Simon Cohen said he wanted to focus on his family as he thought “jet-setting around the world” as head of Global Tolerance was missing the point.
He will hand over 95% of the company, with £10,000, and 10 years’ worth of business contacts, he said.
Mr Cohen said he will stay on to mentor the new boss for a year.
The application process is “open to all”, said the 34-year-old entrepreneur, adding he does not mind if a “starry-eyed graduate” or a “well-seasoned” executive wants to apply.
He said he hopes other leaders will follow his innovative succession plan.
“Most of the exit strategies seem to centre around how the leader can extract as much money as possible. Lots of businesses end up in a corporate graveyard because of this,” he said.
Mr Cohen said he realised when visiting India during a sabbatical that while he was flying around the world with his business, he was missing his “pregnant wife’s embrace”.
He said: “I am giving up 95% of the shares in a successful company, worth between £500,000 and £1m. In that sense you could say I am giving up a lot of money. It is scary.
“But I think about value in a slightly different way.”
In a move he says was unprecedented, Mr Cohen put Global Tolerance on a year-long sabbatical last April to coincide with the birth of his first daughter.
The company did not trade and its seven full-time staff were laid off, but were encouraged to take on Global Tolerance’s clients, which include TED (Technology Entertainment and Design), as freelances.
Staff will not be rehired next month so the new head can start with a clean slate and no overhead costs, Mr Cohen said.
“The sum of £10,000 is not £1m, it is a modest sum. I want someone to come in with their own vision – not mine. The only way it is going to succeed is if it is not my vision.

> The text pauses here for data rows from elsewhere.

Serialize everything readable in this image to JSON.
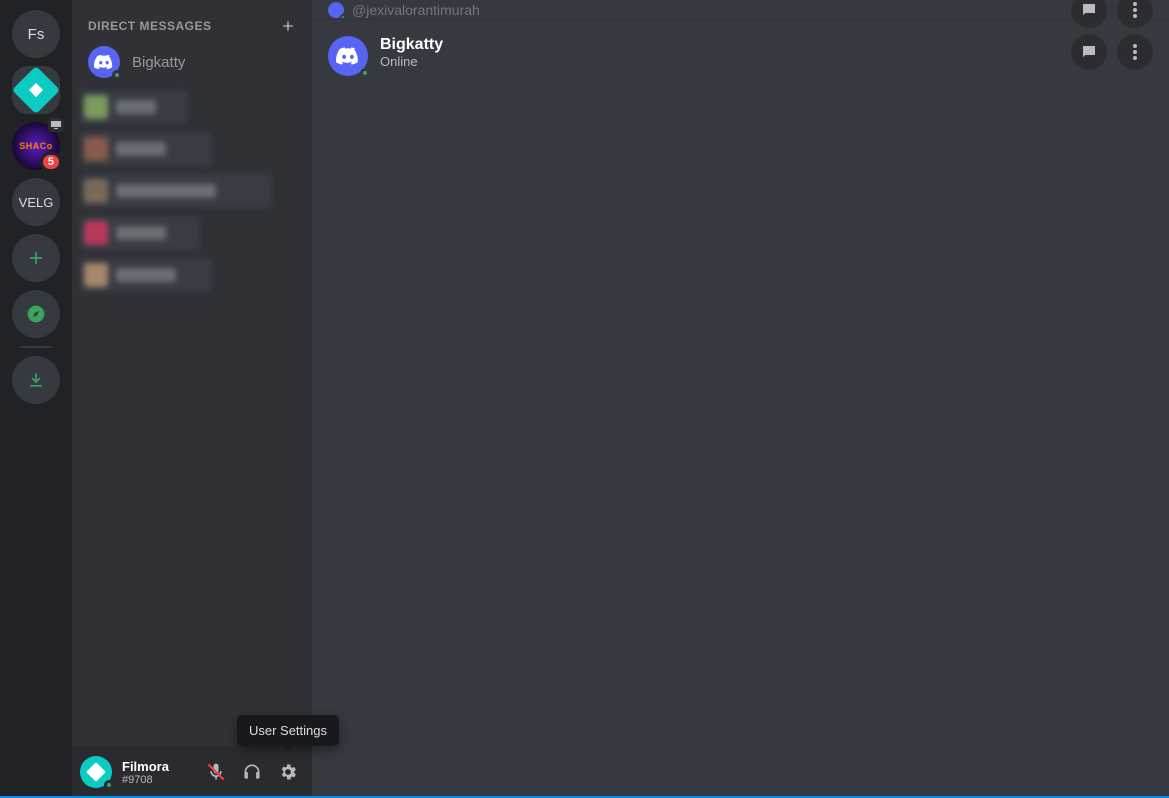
{
  "servers": {
    "home_initials": "Fs",
    "shaco_label": "SHACo",
    "shaco_badge": "5",
    "velg_label": "VELG"
  },
  "sidebar": {
    "header": "DIRECT MESSAGES",
    "dm_name": "Bigkatty"
  },
  "user_panel": {
    "name": "Filmora",
    "tag": "#9708",
    "tooltip": "User Settings"
  },
  "topbar": {
    "handle": "@jexivalorantimurah"
  },
  "profile": {
    "name": "Bigkatty",
    "status": "Online"
  }
}
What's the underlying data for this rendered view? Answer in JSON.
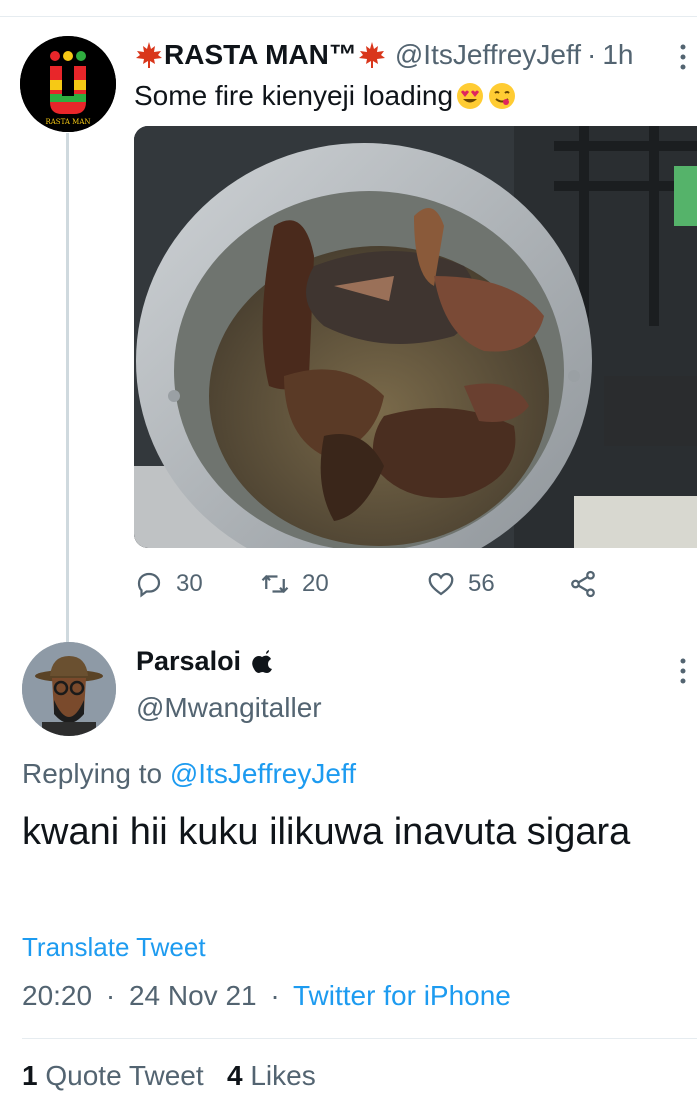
{
  "tweet1": {
    "display_name": "RASTA MAN™",
    "handle": "@ItsJeffreyJeff",
    "separator": "·",
    "time": "1h",
    "text": "Some fire kienyeji loading",
    "avatar_logo_text": "RASTA MAN",
    "stats": {
      "replies": "30",
      "retweets": "20",
      "likes": "56"
    }
  },
  "tweet2": {
    "display_name": "Parsaloi",
    "handle": "@Mwangitaller",
    "replying_prefix": "Replying to ",
    "replying_to": "@ItsJeffreyJeff",
    "text": "kwani hii kuku ilikuwa inavuta sigara",
    "translate_label": "Translate Tweet",
    "time": "20:20",
    "date": "24 Nov 21",
    "separator": "·",
    "source": "Twitter for iPhone",
    "quote_count": "1",
    "quote_label": "Quote Tweet",
    "likes_count": "4",
    "likes_label": "Likes"
  },
  "colors": {
    "link": "#1d9bf0",
    "secondary": "#536471",
    "primary_text": "#0f1419",
    "divider": "#e6ecf0"
  },
  "icons": [
    "maple-leaf-icon",
    "heart-eyes-emoji",
    "yum-emoji",
    "reply-icon",
    "retweet-icon",
    "like-icon",
    "share-icon",
    "more-icon",
    "apple-logo-icon"
  ]
}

Companies need to change,” he said.
Mr Cohen said he is now writing a book, and focusing on being a stay-at-home father.
“For me that is worth more than a million,” he said.
He said he has “a little bit saved” to live off, but hopes to sign a book deal, and is doing some consulting work with a Buddhist leader in India to supplement his income.
Mr Cohen said he is looking for someone with an “authentic social vision” who is not just paying “lip service” to the idea in order to make money, as he said was often the case with corporate social responsibility campaigns.
“I will also be looking for someone with strong financial and business acumen, as this is an area where I have fallen short,” said Mr Cohen.
Finding a new person will be a five-step process, he said, including tweeting about what leadership means to them, filling in an application, submitting a business plan and attending an evaluation day.